(Supplied material Opens)

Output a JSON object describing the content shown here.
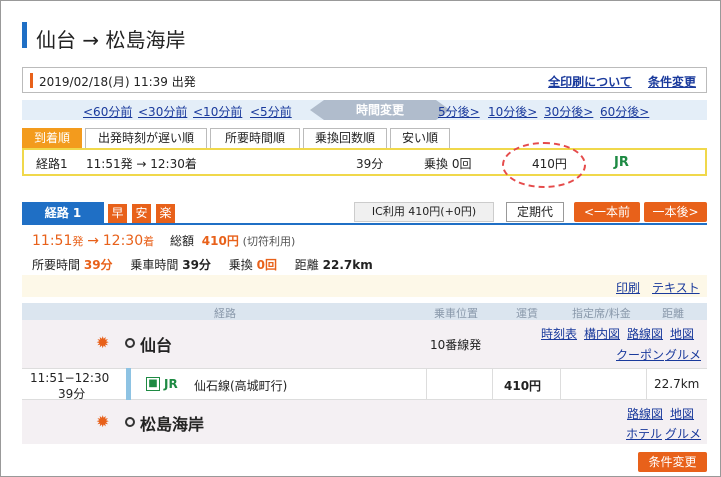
{
  "title": "仙台 → 松島海岸",
  "datetime": "2019/02/18(月) 11:39 出発",
  "header_links": {
    "print_info": "全印刷について",
    "condition_change": "条件変更"
  },
  "nav": {
    "prev": [
      "<60分前",
      "<30分前",
      "<10分前",
      "<5分前"
    ],
    "time_change": "時間変更",
    "next": [
      "5分後>",
      "10分後>",
      "30分後>",
      "60分後>"
    ]
  },
  "sort_tabs": [
    "到着順",
    "出発時刻が遅い順",
    "所要時間順",
    "乗換回数順",
    "安い順"
  ],
  "route_list": [
    {
      "name": "経路1",
      "time": "11:51発 → 12:30着",
      "duration": "39分",
      "transfers": "乗換 0回",
      "fare": "410円",
      "line": "JR"
    }
  ],
  "route_tab": "経路 1",
  "badges": [
    "早",
    "安",
    "楽"
  ],
  "ic_fare": "IC利用 410円(+0円)",
  "buttons": {
    "commuter": "定期代",
    "prev": "<一本前",
    "next": "一本後>"
  },
  "summary": {
    "dep": "11:51",
    "dep_suffix": "発",
    "arrow": "→",
    "arr": "12:30",
    "arr_suffix": "着",
    "total_label": "総額",
    "total": "410円",
    "ticket_note": "(切符利用)",
    "req_label": "所要時間",
    "req": "39分",
    "ride_label": "乗車時間",
    "ride": "39分",
    "transfer_label": "乗換",
    "transfer": "0回",
    "dist_label": "距離",
    "dist": "22.7km"
  },
  "print_links": {
    "print": "印刷",
    "text": "テキスト"
  },
  "table_headers": [
    "経路",
    "乗車位置",
    "運賃",
    "指定席/料金",
    "距離"
  ],
  "stations": [
    {
      "name": "仙台",
      "platform": "10番線発",
      "links": [
        "時刻表",
        "構内図",
        "路線図",
        "地図",
        "クーポン",
        "グルメ"
      ]
    },
    {
      "name": "松島海岸",
      "links": [
        "路線図",
        "地図",
        "ホテル",
        "グルメ"
      ]
    }
  ],
  "segment": {
    "time": "11:51−12:30",
    "duration": "39分",
    "line": "JR",
    "line_detail": "仙石線(高城町行)",
    "fare": "410円",
    "distance": "22.7km"
  },
  "footer_button": "条件変更",
  "colors": {
    "accent_blue": "#1f6fc5",
    "accent_orange": "#e8611a",
    "jr_green": "#1e8a43"
  }
}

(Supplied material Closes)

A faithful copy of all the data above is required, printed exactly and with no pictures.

Output a JSON object describing the content shown here.
{
  "title": "仙台 → 松島海岸",
  "datetime": "2019/02/18(月) 11:39 出発",
  "header_links": {
    "print_info": "全印刷について",
    "condition_change": "条件変更"
  },
  "nav": {
    "prev": [
      "<60分前",
      "<30分前",
      "<10分前",
      "<5分前"
    ],
    "time_change": "時間変更",
    "next": [
      "5分後>",
      "10分後>",
      "30分後>",
      "60分後>"
    ]
  },
  "sort_tabs": [
    "到着順",
    "出発時刻が遅い順",
    "所要時間順",
    "乗換回数順",
    "安い順"
  ],
  "route_list": [
    {
      "name": "経路1",
      "time": "11:51発 → 12:30着",
      "duration": "39分",
      "transfers": "乗換 0回",
      "fare": "410円",
      "line": "JR"
    }
  ],
  "route_tab": "経路 1",
  "badges": [
    "早",
    "安",
    "楽"
  ],
  "ic_fare": "IC利用 410円(+0円)",
  "buttons": {
    "commuter": "定期代",
    "prev": "<一本前",
    "next": "一本後>"
  },
  "summary": {
    "dep": "11:51",
    "dep_suffix": "発",
    "arrow": "→",
    "arr": "12:30",
    "arr_suffix": "着",
    "total_label": "総額",
    "total": "410円",
    "ticket_note": "(切符利用)",
    "req_label": "所要時間",
    "req": "39分",
    "ride_label": "乗車時間",
    "ride": "39分",
    "transfer_label": "乗換",
    "transfer": "0回",
    "dist_label": "距離",
    "dist": "22.7km"
  },
  "print_links": {
    "print": "印刷",
    "text": "テキスト"
  },
  "table_headers": [
    "経路",
    "乗車位置",
    "運賃",
    "指定席/料金",
    "距離"
  ],
  "stations": [
    {
      "name": "仙台",
      "platform": "10番線発",
      "links": [
        "時刻表",
        "構内図",
        "路線図",
        "地図",
        "クーポン",
        "グルメ"
      ]
    },
    {
      "name": "松島海岸",
      "links": [
        "路線図",
        "地図",
        "ホテル",
        "グルメ"
      ]
    }
  ],
  "segment": {
    "time": "11:51−12:30",
    "duration": "39分",
    "line": "JR",
    "line_detail": "仙石線(高城町行)",
    "fare": "410円",
    "distance": "22.7km"
  },
  "footer_button": "条件変更",
  "colors": {
    "accent_blue": "#1f6fc5",
    "accent_orange": "#e8611a",
    "jr_green": "#1e8a43"
  }
}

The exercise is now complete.